Following up on a comment he made at my earlier post on this topic, Declan has some interesting thoughts on the question. I will simply add to his points–with which I almost entirely agree–that I accept the idea of some conditions on referendum majorities.
For instance, in federal systems, concurrent majorities make sense. An example of a concurrent-majority requirement would be saying a constitutional amendment must be approved by a national majority and also majorities in a majority of states/provinces, or something of that sort.
I also accept the idea of turnout requirements. Stipulating a minimum quorum of voters participating in the question for it to pass makes sense to prevent, say, 50% of a 40% turnout from deciding policy or constitutional questions, as may happen in California on November 8. There is a problem with quorum rules, however, in that it gives opponents who can’t get a 50% ‘no’ vote an incentive to simply boycott, to defeat the measure by denying it a quorum. This has happened in several Italian referenda, and in a recent series of referenda in Colombia, for example. (A fix for this would be to stipulate a majority of a given quorum or a super-majority of whoever does turn out.)

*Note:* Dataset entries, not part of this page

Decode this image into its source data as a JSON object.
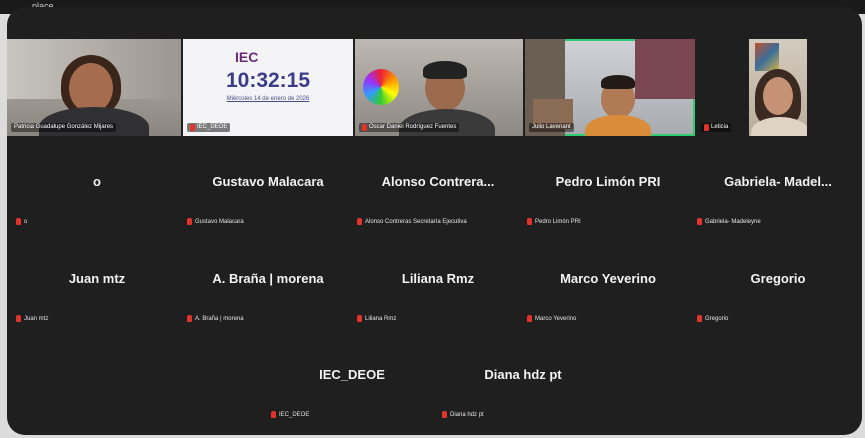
{
  "window": {
    "title": "place"
  },
  "video_tiles": [
    {
      "name": "Patricia Guadalupe González Mijares"
    },
    {
      "name": "IEC_DEOE",
      "slide": {
        "logo": "IEC",
        "clock": "10:32:15",
        "date": "Miércoles 14 de enero de 2026"
      }
    },
    {
      "name": "Oscar Daniel Rodríguez Fuentes"
    },
    {
      "name": "Julio Lavenant"
    },
    {
      "name": "Leticia"
    }
  ],
  "name_tiles": [
    {
      "display": "o",
      "label": "o"
    },
    {
      "display": "Gustavo Malacara",
      "label": "Gustavo Malacara"
    },
    {
      "display": "Alonso  Contrera...",
      "label": "Alonso Contreras Secretaría Ejecutiva"
    },
    {
      "display": "Pedro Limón PRI",
      "label": "Pedro Limón PRI"
    },
    {
      "display": "Gabriela-  Madel...",
      "label": "Gabriela- Madeleyne"
    },
    {
      "display": "Juan mtz",
      "label": "Juan mtz"
    },
    {
      "display": "A. Braña | morena",
      "label": "A. Braña | morena"
    },
    {
      "display": "Liliana Rmz",
      "label": "Liliana Rmz"
    },
    {
      "display": "Marco Yeverino",
      "label": "Marco Yeverino"
    },
    {
      "display": "Gregorio",
      "label": "Gregorio"
    },
    {
      "display": "IEC_DEOE",
      "label": "IEC_DEOE"
    },
    {
      "display": "Diana hdz pt",
      "label": "Diana hdz pt"
    }
  ],
  "icons": {
    "muted": "mic-muted-icon"
  },
  "colors": {
    "muted": "#e0332a",
    "active_speaker": "#2ecc71",
    "background": "#1f1f1f"
  }
}
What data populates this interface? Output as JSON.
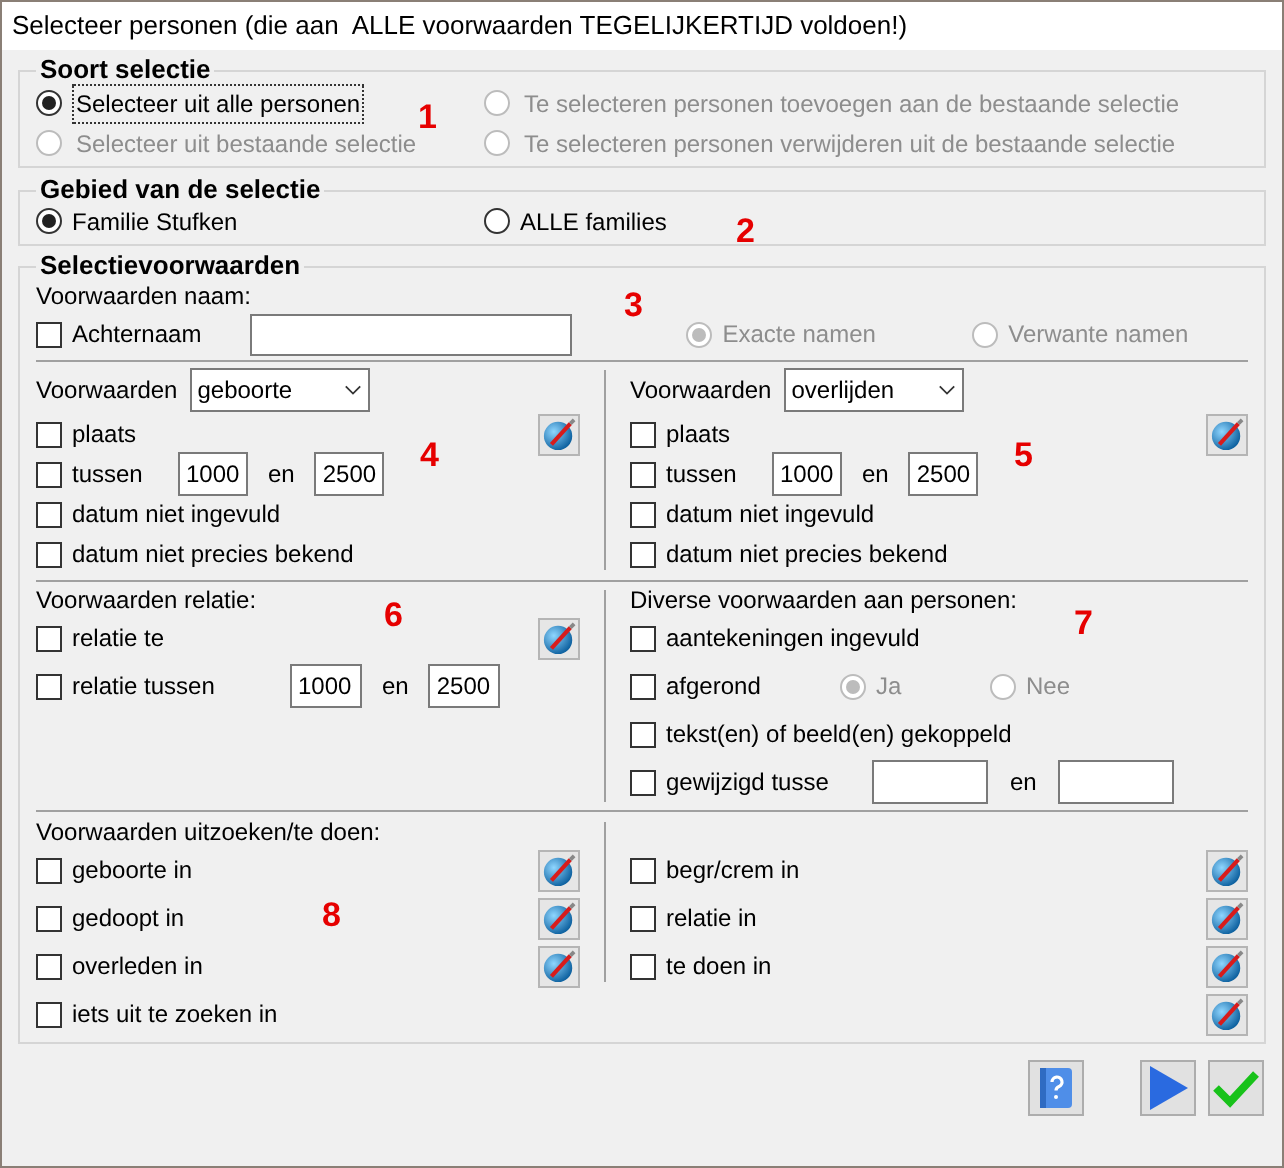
{
  "window": {
    "title": "Selecteer personen (die aan  ALLE voorwaarden TEGELIJKERTIJD voldoen!)"
  },
  "soort_selectie": {
    "title": "Soort selectie",
    "marker": "1",
    "options": [
      {
        "label": "Selecteer uit alle personen",
        "selected": true,
        "disabled": false,
        "focused": true
      },
      {
        "label": "Te selecteren personen toevoegen aan de bestaande selectie",
        "selected": false,
        "disabled": true,
        "focused": false
      },
      {
        "label": "Selecteer uit bestaande selectie",
        "selected": false,
        "disabled": true,
        "focused": false
      },
      {
        "label": "Te selecteren personen verwijderen uit de bestaande selectie",
        "selected": false,
        "disabled": true,
        "focused": false
      }
    ]
  },
  "gebied": {
    "title": "Gebied van de selectie",
    "marker": "2",
    "options": [
      {
        "label": "Familie Stufken",
        "selected": true
      },
      {
        "label": "ALLE families",
        "selected": false
      }
    ]
  },
  "selectievoorwaarden": {
    "title": "Selectievoorwaarden",
    "naam": {
      "heading": "Voorwaarden naam:",
      "marker": "3",
      "checkbox": {
        "label": "Achternaam",
        "checked": false
      },
      "options": [
        {
          "label": "Exacte namen",
          "selected": true,
          "disabled": true
        },
        {
          "label": "Verwante namen",
          "selected": false,
          "disabled": true
        }
      ]
    },
    "events": [
      {
        "label": "Voorwaarden",
        "dropdown": "geboorte",
        "marker": "4",
        "rows": [
          {
            "kind": "check",
            "label": "plaats",
            "checked": false,
            "button": true
          },
          {
            "kind": "range",
            "label": "tussen",
            "checked": false,
            "from": "1000",
            "joiner": "en",
            "to": "2500"
          },
          {
            "kind": "check",
            "label": "datum niet ingevuld",
            "checked": false,
            "button": false
          },
          {
            "kind": "check",
            "label": "datum niet precies bekend",
            "checked": false,
            "button": false
          }
        ]
      },
      {
        "label": "Voorwaarden",
        "dropdown": "overlijden",
        "marker": "5",
        "rows": [
          {
            "kind": "check",
            "label": "plaats",
            "checked": false,
            "button": true
          },
          {
            "kind": "range",
            "label": "tussen",
            "checked": false,
            "from": "1000",
            "joiner": "en",
            "to": "2500"
          },
          {
            "kind": "check",
            "label": "datum niet ingevuld",
            "checked": false,
            "button": false
          },
          {
            "kind": "check",
            "label": "datum niet precies bekend",
            "checked": false,
            "button": false
          }
        ]
      }
    ],
    "relatie": {
      "heading": "Voorwaarden relatie:",
      "marker": "6",
      "rows": [
        {
          "kind": "check",
          "label": "relatie te",
          "checked": false,
          "button": true
        },
        {
          "kind": "range",
          "label": "relatie tussen",
          "checked": false,
          "from": "1000",
          "joiner": "en",
          "to": "2500"
        }
      ]
    },
    "diverse": {
      "heading": "Diverse voorwaarden aan personen:",
      "marker": "7",
      "rows": [
        {
          "kind": "check",
          "label": "aantekeningen ingevuld",
          "checked": false,
          "button": false
        },
        {
          "kind": "choice",
          "label": "afgerond",
          "checked": false,
          "options": [
            {
              "label": "Ja",
              "selected": true,
              "disabled": true
            },
            {
              "label": "Nee",
              "selected": false,
              "disabled": true
            }
          ]
        },
        {
          "kind": "check",
          "label": "tekst(en) of beeld(en) gekoppeld",
          "checked": false,
          "button": false
        },
        {
          "kind": "range",
          "label": "gewijzigd tusse",
          "checked": false,
          "joiner": "en"
        }
      ]
    },
    "uitzoeken": {
      "heading": "Voorwaarden uitzoeken/te doen:",
      "marker": "8",
      "left": [
        {
          "kind": "check",
          "label": "geboorte in",
          "checked": false,
          "button": true
        },
        {
          "kind": "check",
          "label": "gedoopt in",
          "checked": false,
          "button": true
        },
        {
          "kind": "check",
          "label": "overleden in",
          "checked": false,
          "button": true
        },
        {
          "kind": "check",
          "label": "iets uit te zoeken in",
          "checked": false,
          "button": false
        }
      ],
      "right": [
        {
          "kind": "check",
          "label": "begr/crem in",
          "checked": false,
          "button": true
        },
        {
          "kind": "check",
          "label": "relatie in",
          "checked": false,
          "button": true
        },
        {
          "kind": "check",
          "label": "te doen in",
          "checked": false,
          "button": true
        },
        {
          "kind": "button"
        }
      ]
    }
  },
  "buttons": [
    {
      "kind": "help"
    },
    {
      "kind": "next"
    },
    {
      "kind": "ok"
    }
  ]
}
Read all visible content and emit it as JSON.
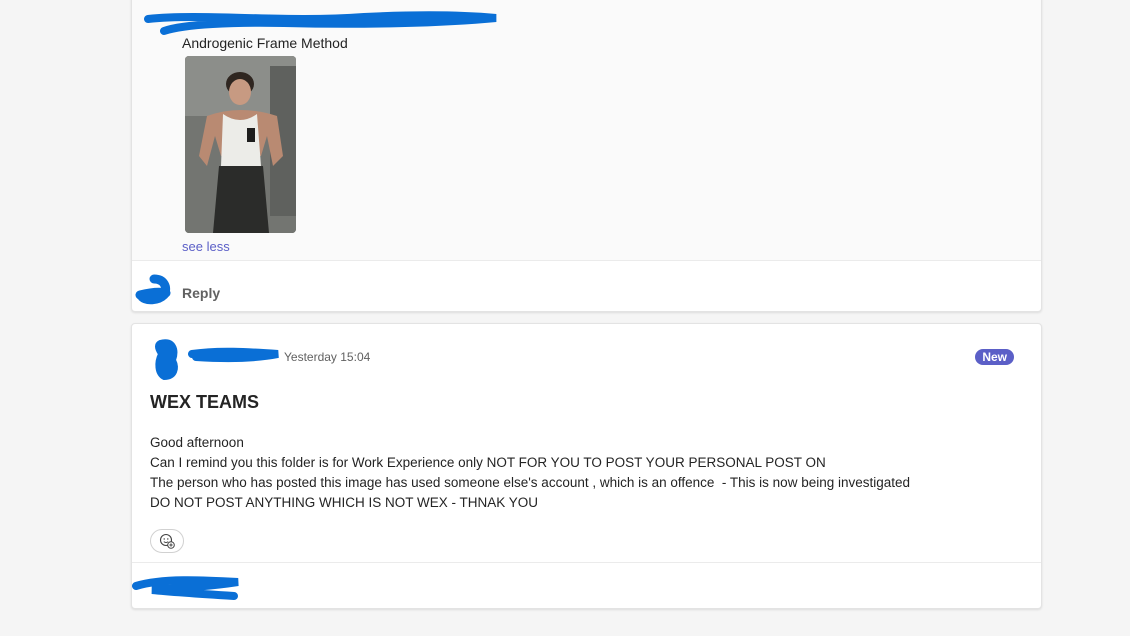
{
  "previous_post": {
    "reply_text": "Androgenic Frame Method",
    "image_alt": "Photo of a man taking a mirror selfie in a white tank top",
    "see_less_label": "see less",
    "reply_label": "Reply"
  },
  "post": {
    "timestamp": "Yesterday 15:04",
    "badge": "New",
    "subject": "WEX TEAMS",
    "body_lines": [
      "Good afternoon",
      "Can I remind you this folder is for Work Experience only NOT FOR YOU TO POST YOUR PERSONAL POST ON",
      "The person who has posted this image has used someone else's account , which is an offence  - This is now being investigated",
      "DO NOT POST ANYTHING WHICH IS NOT WEX - THNAK YOU"
    ]
  },
  "colors": {
    "redaction": "#0a6fd6",
    "accent": "#5b5fc7",
    "page_background": "#f5f5f5"
  },
  "icons": {
    "reaction": "emoji-add-icon"
  }
}
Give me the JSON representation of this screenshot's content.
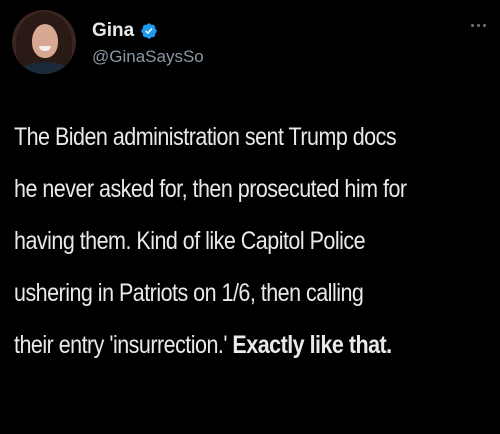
{
  "author": {
    "display_name": "Gina",
    "handle": "@GinaSaysSo",
    "verified_color": "#1d9bf0"
  },
  "tweet": {
    "lines": [
      "The Biden administration sent Trump docs",
      "he never asked for, then prosecuted him for",
      "having them. Kind of like Capitol Police",
      "ushering in Patriots on 1/6, then calling",
      "their entry 'insurrection.'"
    ],
    "emphasis": "Exactly like that."
  },
  "icons": {
    "verified": "verified-badge-icon",
    "more": "more-options-icon"
  }
}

But while I accept these qualifications on referendum approval, I really do not see much point in having referenda to guage the “will of the people” and then mandating that it will be valid only if 60% or two thirds share the same “will.” And, as I have said before, the rule by which the Iraqi constitution was just approved is truly bizarre.
(A concluding note, which answers a specific question asked by Declan: A few years ago in California a statewide initiative passed to lower the requirement to pass local school bonds to a 55% majority of those voting instead of the former two-thirds requirement. The supporters feared going all the way and proposing simple majority, but at least they cut the minority veto potential from one third to 45%. There continue to be 2/3 requirements on some statewide measures.)